Pervez Musharraf, ex-military ruler of Pakistan, laid to rest
Pervez Musharraf, who backed the US invasion of Afghanistan, was buried at a cemetery in Karachi with ‘military honours’.
Islamabad, Pakistan – Former Pakistani military ruler Pervez Musharraf, who backed the United States’ invasion of Afghanistan following the 9/11 attacks, has been buried at a cemetery in the southern city of Karachi with “full military honours”.
Musharraf died of prolonged illness on Sunday at age 79 in Dubai, where he had been living since 2016. He was suffering from amyloidosis, a rare disease that causes organ damage.
Tahir Hussain, a spokesperson for Musharraf’s political party All Pakistan Muslim League (APML), said the former president’s funeral was attended by former army chiefs, senior military officials, and political figures.
“Recently retired army chief General Qamar Javed Bajwa, former chiefs [Mirza] Aslam Beg, Ashfaq Parvez Kayani, as well as former chief of Inter-Services Intelligence General [Ahmad] Shuja Pasha were all in attendance in the funeral prayer,” Hussain told Al Jazeera.
Hussain said that an estimated 3,000-4,000 people attended the funeral prayers at the Malir military cantonment despite strict security. Musharraf’s body was then taken to the army graveyard 20km (12 miles) to the southwest for burial.
Ishaq Khan Khakwani, a former state minister under Musharraf’s rule, who also attended the funeral, said people belonging to all walks of life were present.
Joined so-called ‘war on terror’
Musharraf’s body was brought back to Pakistan on Monday night on a special flight, accompanied by his wife Sehba, and his two children Bilal and Ayla.
Musharraf was handpicked by then-Prime Minister Nawaz Sharif as chief of Pakistan’s army in 1998. But he seized power a year later in a bloodless coup after Sharif tried to remove him as the army chief.
Under Musharraf’s tenure, Pakistan became a key US ally and joined its so-called “war on terror” after the deadly attacks on September 11, 2001.
The former military ruler’s nine-year tenure is remembered for gross human rights violations in the South Asian country. He also allowed the US to carry out air raids in Pakistan’s tribal regions bordering Afghanistan.
He resigned as the army chief in 2007 to become president. The same year, Musharraf imposed a state of emergency in the country to suppress massive, nationwide protests against his rule.
In December of 2007, one of his main critics, former Prime Minister Benazir Bhutto, was assassinated in an attack in the city of Rawalpindi during an election rally. The family of the slain leader accused the general of being behind the killing, which Musharraf denied.
In the general elections held in February 2008, Bhutto’s Pakistan People’s Party emerged victorious. Faced with a threat of impeachment, Musharraf subsequently resigned as the president and eventually left the country for Dubai.
He divided his time between London and Dubai during his self-exile.

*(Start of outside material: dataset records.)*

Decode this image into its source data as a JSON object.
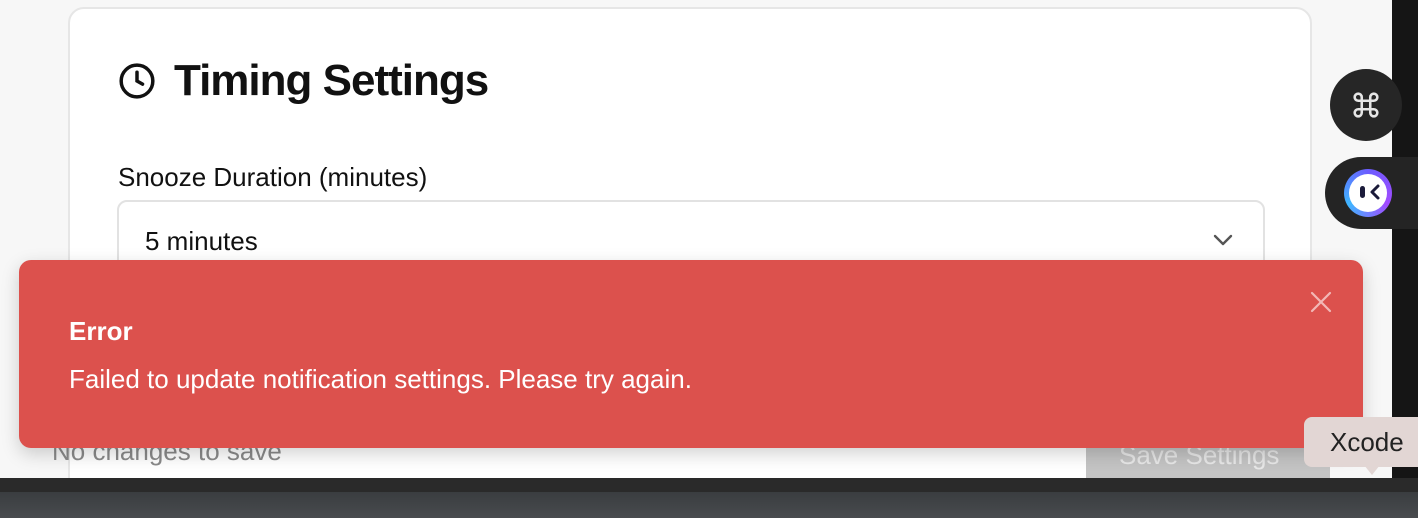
{
  "settings_card": {
    "title": "Timing Settings",
    "title_icon": "clock-icon",
    "snooze": {
      "label": "Snooze Duration (minutes)",
      "selected": "5 minutes"
    }
  },
  "footer": {
    "status": "No changes to save",
    "save_label": "Save Settings"
  },
  "toast": {
    "title": "Error",
    "message": "Failed to update notification settings. Please try again.",
    "background": "#dc514d"
  },
  "dock_tooltip": {
    "label": "Xcode"
  },
  "floating_buttons": [
    {
      "icon": "command-icon"
    },
    {
      "icon": "assistant-icon"
    }
  ]
}
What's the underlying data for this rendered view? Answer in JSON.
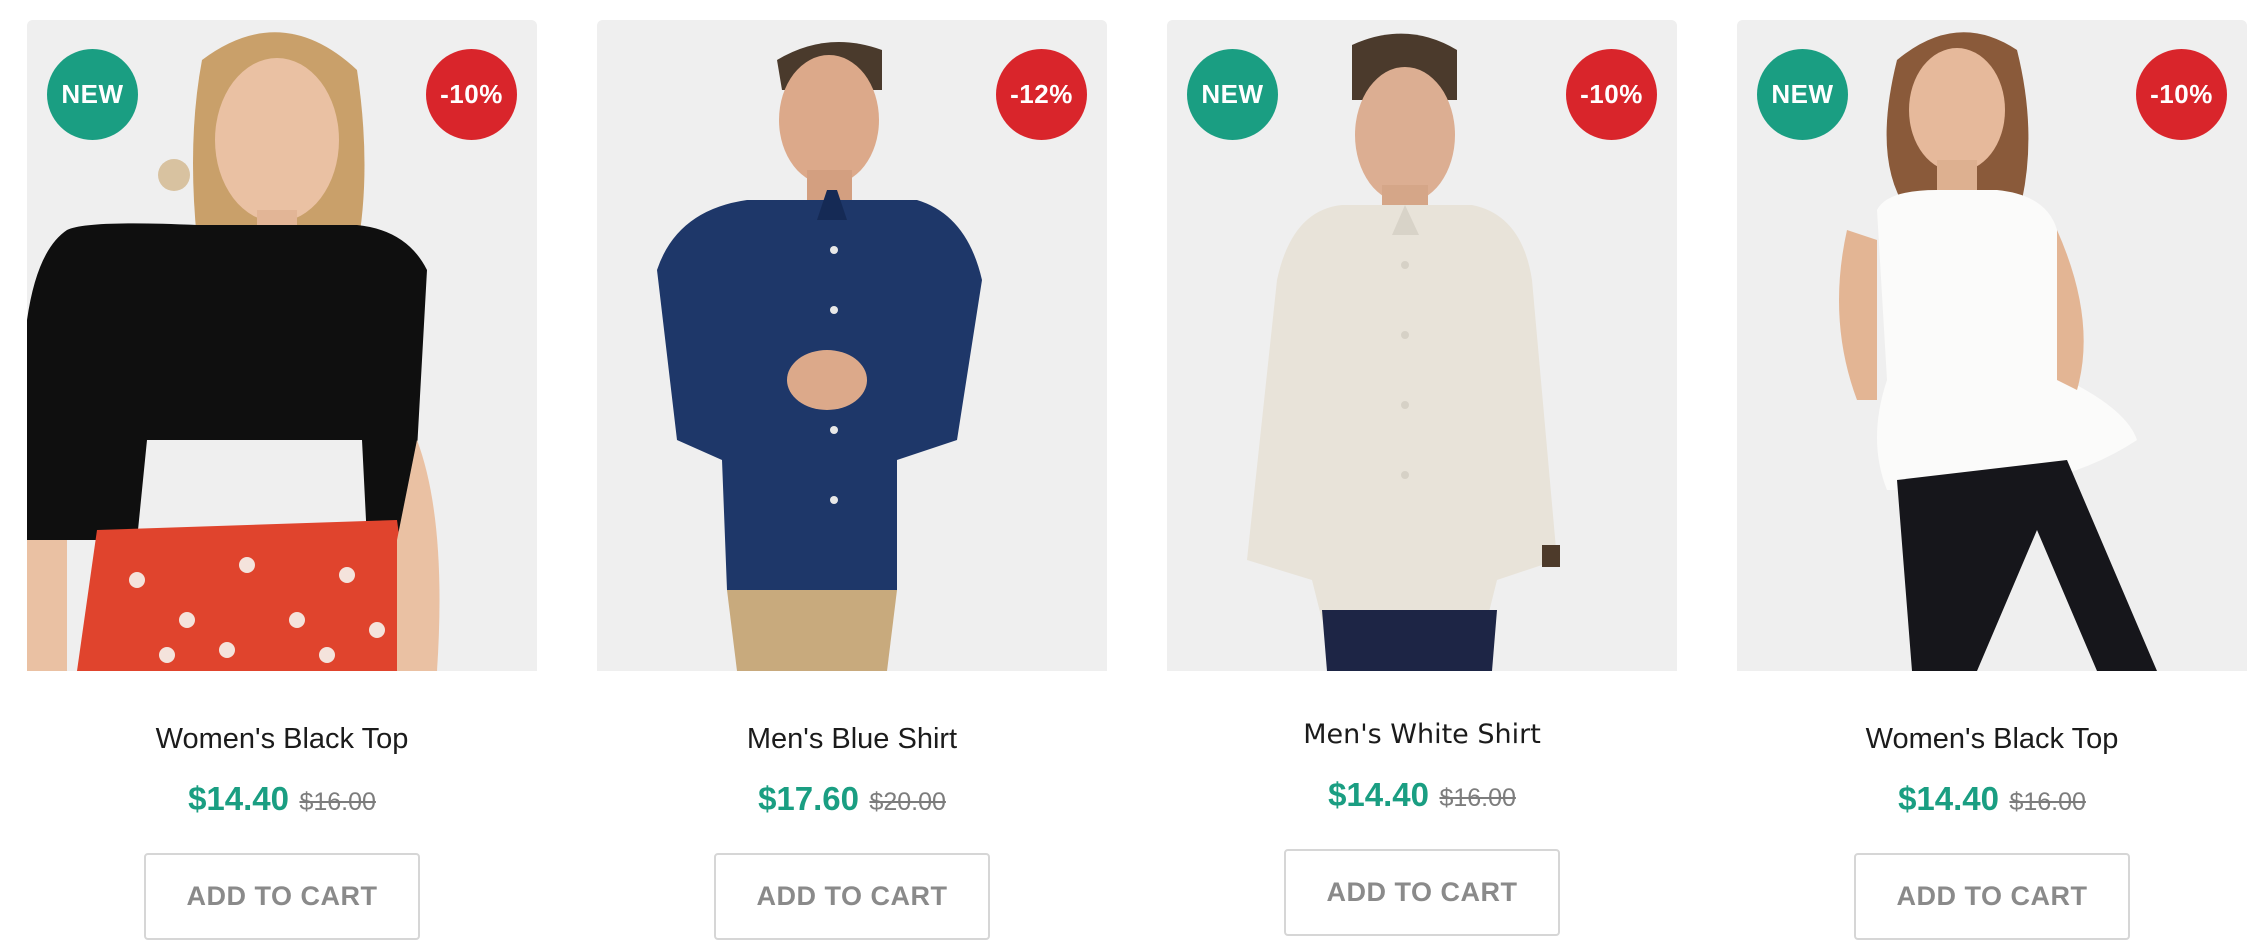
{
  "products": [
    {
      "name": "Women's Black Top",
      "price": "$14.40",
      "old_price": "$16.00",
      "badge_new": "NEW",
      "badge_discount": "-10%",
      "button": "ADD TO CART"
    },
    {
      "name": "Men's Blue Shirt",
      "price": "$17.60",
      "old_price": "$20.00",
      "badge_new": "",
      "badge_discount": "-12%",
      "button": "ADD TO CART"
    },
    {
      "name": "Men's White Shirt",
      "price": "$14.40",
      "old_price": "$16.00",
      "badge_new": "NEW",
      "badge_discount": "-10%",
      "button": "ADD TO CART"
    },
    {
      "name": "Women's Black Top",
      "price": "$14.40",
      "old_price": "$16.00",
      "badge_new": "NEW",
      "badge_discount": "-10%",
      "button": "ADD TO CART"
    }
  ],
  "colors": {
    "accent_green": "#1a9e82",
    "discount_red": "#d9252b",
    "image_bg": "#eeeeee"
  }
}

In 2010, Musharraf founded the All Pakistan Muslim League political party, but suffered a humiliating defeat in the 2013 general elections. Sharif, whom Musharraf had deposed in 1999, came back to power. Musharraf himself was disqualified a month before the 2013 polls.
Sharif’s government initiated a treason trial against Musharraf for suspending the country’s constitution twice during his rule.
In December 2019, a special court found him guilty in absentia of high treason and subverting the constitution and sentenced him to death.
The director of the Pakistan Initiative at the Atlantic Council’s South Asia Center, Uzair Younus, said that while the former general has passed away, “the long and dark shadow of his reign continues to haunt Pakistan”.
“While some, such as citizens of Karachi, still fondly remember him for the development they saw during his era, when these benefits are weighed against the costs incurred by generations of Pakistanis during and after his dictatorship, it is quite clear that generations of Pakistanis lost out due to the choices that Musharraf made,” Younus told Al Jazeera.